Famous Dave's new prototype restaurant in Eden Prairie is a blast from its past. But more important, it could be a key to the company's future.
"Famous Dave's BBQ Shack,'' which opened near the Eden Prairie Center mall in December, is a foray into fast-casual dining, the restaurant business' hottest segment. Fast-casual refers to fast-food-style service, but with higher quality and more expensive fare -- think Chipotle or Panera.
It is the only restaurant segment to continue growing during the current rough economic times, according to a recent report by NPD, a market research firm.
Dave's is no stranger to the fast-casual concept. Its first outlets back in the mid-1990s featured counter service. A few of those restaurants still stand in the Twin Cities, but the company moved to a full-service model by 2000.
Dave's focus on full-service isn't changing, but the company is hoping its new shack concept will augment its core business.
Famous Dave's chief executive Christopher O'Donnell spoke recently about growth strategies for the Minnetonka-based company, which has 186 restaurants in 36 states and $155 million in annual sales.
QHas the weak economy cooled your expansion plans?
AWe've grown prudently. Since the Great Recession in 2008, we have opened about 35 restaurants on a net basis. This year we anticipate opening 15 more, including two quick-casual shacks. And we will open a full-service restaurant in Winnipeg in June.
QIs that your first outlet outside the United States?
AYes. We have an area development agreement with a franchisee there and we will try to grow out in Winnipeg. We're excited about the opportunity. Famous Dave's Uptown blues club [in Minneapolis] gets a significant Canadian following.
QTell me about the new fast-casual concept, the BBQ Shack.
AThe Eden Prairie location is kind of freshening up our legacy. It has a drive-through window, state-of-the art electronic menu boards and a simpler, cleaner look in terms of ambience and design.
We narrowed the menu considerably to our core barbecue products. At that restaurant, we will also test different portion sizes, and an a la carte menu. So, you can get a pork sandwich, and if you so desire, that's all -- no sides.
QHow have consumers responded?
APositively. The concept is attracting a younger demographic, so we are getting 16- to 24-year-olds coming in by themselves or in groups. It's a format they are very comfortable with because of the Chipotles of the world. They don't have to be pressured by the service. They don't have to tip, so it can save them money. And younger families' kids love the electronic boards -- they'll just stop and stare at them.
QWhat's your strategy with the shack?

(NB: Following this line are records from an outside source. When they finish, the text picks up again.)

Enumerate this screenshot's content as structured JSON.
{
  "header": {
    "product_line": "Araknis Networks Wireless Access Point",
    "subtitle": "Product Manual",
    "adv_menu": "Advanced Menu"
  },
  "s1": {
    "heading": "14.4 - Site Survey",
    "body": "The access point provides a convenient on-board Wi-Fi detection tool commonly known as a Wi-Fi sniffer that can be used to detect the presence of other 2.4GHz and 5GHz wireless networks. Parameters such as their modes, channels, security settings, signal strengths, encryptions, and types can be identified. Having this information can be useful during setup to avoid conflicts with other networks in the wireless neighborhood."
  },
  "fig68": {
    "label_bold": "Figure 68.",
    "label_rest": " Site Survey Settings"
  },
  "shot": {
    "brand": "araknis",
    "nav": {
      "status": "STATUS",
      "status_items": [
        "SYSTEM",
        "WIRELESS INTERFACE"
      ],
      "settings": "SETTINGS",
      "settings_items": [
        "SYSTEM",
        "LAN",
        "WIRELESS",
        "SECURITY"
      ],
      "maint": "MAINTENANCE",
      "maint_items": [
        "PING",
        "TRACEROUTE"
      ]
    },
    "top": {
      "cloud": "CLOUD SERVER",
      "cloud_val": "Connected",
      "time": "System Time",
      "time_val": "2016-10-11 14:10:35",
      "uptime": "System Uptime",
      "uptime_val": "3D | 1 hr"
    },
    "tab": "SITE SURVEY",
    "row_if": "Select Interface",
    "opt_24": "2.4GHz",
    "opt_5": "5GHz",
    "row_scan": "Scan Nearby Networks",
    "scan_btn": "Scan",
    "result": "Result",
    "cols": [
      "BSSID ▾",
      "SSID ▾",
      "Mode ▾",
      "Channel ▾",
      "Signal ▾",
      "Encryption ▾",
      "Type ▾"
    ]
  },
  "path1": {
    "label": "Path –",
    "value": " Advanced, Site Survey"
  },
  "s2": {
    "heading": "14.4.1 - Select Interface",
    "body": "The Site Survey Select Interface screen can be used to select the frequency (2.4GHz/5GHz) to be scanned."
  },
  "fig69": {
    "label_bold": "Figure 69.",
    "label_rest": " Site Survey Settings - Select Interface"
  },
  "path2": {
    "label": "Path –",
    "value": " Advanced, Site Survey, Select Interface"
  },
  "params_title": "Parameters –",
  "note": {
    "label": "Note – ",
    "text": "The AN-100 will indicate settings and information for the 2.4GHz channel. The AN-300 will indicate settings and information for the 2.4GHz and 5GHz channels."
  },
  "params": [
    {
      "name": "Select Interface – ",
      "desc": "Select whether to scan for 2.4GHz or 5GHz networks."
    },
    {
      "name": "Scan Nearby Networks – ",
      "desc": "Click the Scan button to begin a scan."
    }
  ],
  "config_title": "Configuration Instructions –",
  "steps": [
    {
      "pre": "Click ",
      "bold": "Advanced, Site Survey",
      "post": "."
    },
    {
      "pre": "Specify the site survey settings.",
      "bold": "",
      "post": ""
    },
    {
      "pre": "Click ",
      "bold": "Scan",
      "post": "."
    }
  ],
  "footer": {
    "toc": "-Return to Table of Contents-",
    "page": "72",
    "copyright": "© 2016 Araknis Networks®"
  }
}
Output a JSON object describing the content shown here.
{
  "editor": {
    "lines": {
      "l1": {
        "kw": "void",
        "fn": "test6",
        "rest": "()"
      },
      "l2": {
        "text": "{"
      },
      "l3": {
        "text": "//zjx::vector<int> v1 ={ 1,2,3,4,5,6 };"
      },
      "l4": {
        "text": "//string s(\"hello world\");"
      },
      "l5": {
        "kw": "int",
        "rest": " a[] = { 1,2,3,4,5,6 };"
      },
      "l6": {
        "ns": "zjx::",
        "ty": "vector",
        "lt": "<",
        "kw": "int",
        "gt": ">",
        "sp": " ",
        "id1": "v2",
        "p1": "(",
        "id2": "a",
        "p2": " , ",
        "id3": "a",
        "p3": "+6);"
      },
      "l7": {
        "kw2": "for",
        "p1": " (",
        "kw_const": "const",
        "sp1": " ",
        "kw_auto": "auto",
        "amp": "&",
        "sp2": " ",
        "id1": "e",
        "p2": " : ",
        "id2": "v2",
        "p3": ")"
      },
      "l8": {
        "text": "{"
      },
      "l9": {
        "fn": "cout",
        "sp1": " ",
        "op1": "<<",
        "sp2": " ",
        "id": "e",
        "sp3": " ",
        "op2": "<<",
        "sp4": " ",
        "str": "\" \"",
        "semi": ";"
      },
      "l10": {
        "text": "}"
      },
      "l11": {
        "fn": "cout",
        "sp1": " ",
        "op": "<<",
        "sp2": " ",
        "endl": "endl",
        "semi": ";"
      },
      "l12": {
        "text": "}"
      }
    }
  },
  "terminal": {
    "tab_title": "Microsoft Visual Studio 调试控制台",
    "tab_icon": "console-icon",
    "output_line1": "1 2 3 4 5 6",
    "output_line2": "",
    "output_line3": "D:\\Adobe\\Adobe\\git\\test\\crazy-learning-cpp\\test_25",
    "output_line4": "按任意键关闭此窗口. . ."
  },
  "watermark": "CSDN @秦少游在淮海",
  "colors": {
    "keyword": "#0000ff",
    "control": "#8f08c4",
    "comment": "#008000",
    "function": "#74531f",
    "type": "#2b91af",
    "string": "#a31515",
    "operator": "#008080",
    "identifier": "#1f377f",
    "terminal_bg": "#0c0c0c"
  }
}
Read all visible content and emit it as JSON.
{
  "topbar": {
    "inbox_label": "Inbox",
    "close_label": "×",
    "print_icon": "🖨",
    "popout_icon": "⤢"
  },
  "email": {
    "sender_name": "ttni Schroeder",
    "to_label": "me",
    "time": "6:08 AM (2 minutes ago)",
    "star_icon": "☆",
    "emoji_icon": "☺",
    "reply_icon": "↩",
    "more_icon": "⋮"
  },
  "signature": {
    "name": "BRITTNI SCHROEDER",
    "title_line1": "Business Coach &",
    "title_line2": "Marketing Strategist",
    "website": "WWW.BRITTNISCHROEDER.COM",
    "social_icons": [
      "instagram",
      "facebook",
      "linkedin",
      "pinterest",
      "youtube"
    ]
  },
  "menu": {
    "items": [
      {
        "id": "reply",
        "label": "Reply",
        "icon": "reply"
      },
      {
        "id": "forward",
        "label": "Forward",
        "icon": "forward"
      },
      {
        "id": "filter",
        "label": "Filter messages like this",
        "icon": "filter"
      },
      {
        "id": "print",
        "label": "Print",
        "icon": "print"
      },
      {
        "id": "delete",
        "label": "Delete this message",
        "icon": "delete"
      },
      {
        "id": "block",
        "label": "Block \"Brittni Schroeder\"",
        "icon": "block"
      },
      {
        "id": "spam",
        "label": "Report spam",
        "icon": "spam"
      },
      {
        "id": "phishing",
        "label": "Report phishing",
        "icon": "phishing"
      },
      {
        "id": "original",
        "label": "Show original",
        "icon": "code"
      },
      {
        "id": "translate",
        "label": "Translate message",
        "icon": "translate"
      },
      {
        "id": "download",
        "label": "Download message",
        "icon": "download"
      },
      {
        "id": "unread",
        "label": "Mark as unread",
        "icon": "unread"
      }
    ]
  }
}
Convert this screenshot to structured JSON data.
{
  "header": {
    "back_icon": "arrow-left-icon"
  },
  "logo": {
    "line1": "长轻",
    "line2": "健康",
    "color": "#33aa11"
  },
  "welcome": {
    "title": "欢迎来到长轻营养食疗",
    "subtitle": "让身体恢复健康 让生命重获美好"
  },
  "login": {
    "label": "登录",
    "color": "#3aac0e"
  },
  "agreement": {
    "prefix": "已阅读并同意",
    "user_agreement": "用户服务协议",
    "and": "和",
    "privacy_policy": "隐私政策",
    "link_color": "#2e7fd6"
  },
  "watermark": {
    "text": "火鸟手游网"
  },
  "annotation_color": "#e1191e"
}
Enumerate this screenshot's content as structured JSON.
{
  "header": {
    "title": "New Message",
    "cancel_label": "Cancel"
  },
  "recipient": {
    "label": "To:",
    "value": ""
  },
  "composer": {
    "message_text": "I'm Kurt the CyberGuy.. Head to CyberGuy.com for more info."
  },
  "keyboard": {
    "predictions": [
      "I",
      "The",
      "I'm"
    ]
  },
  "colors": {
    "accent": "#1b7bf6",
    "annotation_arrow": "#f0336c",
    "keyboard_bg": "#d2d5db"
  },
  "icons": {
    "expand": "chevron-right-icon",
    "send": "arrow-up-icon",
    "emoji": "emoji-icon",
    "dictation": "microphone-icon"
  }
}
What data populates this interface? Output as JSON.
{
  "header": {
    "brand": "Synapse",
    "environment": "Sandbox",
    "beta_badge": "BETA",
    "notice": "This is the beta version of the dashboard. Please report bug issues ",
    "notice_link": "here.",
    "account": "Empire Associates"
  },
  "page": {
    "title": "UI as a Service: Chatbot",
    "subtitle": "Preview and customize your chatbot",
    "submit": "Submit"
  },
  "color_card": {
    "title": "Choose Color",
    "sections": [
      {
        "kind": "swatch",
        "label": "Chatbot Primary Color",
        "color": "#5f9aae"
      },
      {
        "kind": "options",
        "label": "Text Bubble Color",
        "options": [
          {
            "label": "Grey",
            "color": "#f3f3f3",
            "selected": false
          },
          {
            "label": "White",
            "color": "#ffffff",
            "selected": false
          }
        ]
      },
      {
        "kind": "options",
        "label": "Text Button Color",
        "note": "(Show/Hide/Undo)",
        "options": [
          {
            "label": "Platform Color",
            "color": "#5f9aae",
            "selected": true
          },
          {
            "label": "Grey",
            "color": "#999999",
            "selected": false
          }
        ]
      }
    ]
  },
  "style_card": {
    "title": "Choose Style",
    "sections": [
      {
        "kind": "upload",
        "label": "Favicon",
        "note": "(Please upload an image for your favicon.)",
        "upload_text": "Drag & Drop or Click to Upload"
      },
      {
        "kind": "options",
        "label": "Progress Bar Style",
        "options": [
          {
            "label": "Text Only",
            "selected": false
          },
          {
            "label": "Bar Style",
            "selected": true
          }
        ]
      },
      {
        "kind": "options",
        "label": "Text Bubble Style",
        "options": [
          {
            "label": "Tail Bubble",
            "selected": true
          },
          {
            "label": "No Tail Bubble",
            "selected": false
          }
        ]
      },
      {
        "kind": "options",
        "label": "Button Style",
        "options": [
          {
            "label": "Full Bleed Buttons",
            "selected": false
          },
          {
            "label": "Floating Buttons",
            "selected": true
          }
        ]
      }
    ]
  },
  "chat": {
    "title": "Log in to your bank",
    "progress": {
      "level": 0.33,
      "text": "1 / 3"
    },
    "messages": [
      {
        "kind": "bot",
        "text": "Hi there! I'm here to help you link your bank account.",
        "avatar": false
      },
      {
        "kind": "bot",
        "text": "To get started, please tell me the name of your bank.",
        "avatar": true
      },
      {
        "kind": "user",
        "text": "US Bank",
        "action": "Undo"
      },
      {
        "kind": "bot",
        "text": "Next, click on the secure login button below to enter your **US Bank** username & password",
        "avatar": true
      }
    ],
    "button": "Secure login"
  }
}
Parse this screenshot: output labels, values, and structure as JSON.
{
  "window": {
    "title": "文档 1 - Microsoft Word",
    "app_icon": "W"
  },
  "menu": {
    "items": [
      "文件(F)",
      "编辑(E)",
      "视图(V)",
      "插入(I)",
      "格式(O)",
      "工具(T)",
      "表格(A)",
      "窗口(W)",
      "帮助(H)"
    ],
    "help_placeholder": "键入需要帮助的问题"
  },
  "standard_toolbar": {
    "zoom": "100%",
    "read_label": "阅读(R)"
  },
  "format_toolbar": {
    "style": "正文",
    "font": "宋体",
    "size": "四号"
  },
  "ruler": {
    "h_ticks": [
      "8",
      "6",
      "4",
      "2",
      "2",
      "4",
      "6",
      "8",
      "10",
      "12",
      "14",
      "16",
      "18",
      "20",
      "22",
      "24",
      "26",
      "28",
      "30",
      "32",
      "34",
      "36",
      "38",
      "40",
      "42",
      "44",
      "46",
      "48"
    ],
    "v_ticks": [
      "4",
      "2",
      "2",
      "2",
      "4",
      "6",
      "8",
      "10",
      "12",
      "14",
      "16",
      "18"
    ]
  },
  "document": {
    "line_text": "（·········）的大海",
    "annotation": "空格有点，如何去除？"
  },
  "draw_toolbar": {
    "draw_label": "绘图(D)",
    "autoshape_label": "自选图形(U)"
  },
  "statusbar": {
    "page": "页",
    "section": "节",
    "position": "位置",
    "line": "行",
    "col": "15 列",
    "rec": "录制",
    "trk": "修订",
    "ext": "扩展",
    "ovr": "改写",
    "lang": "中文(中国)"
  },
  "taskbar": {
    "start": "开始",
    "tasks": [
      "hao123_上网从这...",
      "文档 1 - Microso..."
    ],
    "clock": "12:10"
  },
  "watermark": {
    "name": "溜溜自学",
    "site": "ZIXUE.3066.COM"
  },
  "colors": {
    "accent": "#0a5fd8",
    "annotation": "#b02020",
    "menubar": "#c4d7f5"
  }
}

AWe'll get a lot of learning from Eden Prairie and then move into other areas. We anticipate opening a corporate-owned quick-casual restaurant in Chicago. And we have two franchisees with full-service restaurants in Portland [Ore.] interested in rolling out the concept there. We would like to get into the Washington, D.C., market, but the rents there for full-service locations are just too much. So this gives us a tool to get into D.C., since the shack concept costs less to build, and with a smaller footprint, it allows us to pay less rent. Also, with the shack I think we can get into some smaller markets. You don't have the population density in these markets to justify a full-service Dave's, but you do for the quick-causal concept.
QHow much less does it cost to develop a shack versus a full-service Dave's?
AFull-service that seats 150-some guests, you are looking at about a $3.3 million total investment including land. With the shack, and depending on the market, you can get in for significantly less. Generally, we are looking at around $1.4 million in costs for a shack with land.
QA few years out, will the shack make up a significant percentage of your restaurants, or is it a niche?
AI think it has the potential to be a significant player. We have almost 200 total restaurants already, and I anticipate 400 to 500 domestically in 10 to 12 years. So there could be 100 shack restaurants, or maybe 150.
QWhy did Dave's move away from counter service in the first place?
AWe saw at the time that we could differentiate ourselves by being full-service, by being sit-down. We felt we could go national and be really the only successful barbecue chain, and one of our niches would be full-service. Also, we found that as a public company in its early stages, average unit sales volumes were important to investors -- and volumes would be higher with full-service restaurants.
Mike Hughlett • 612-673-7003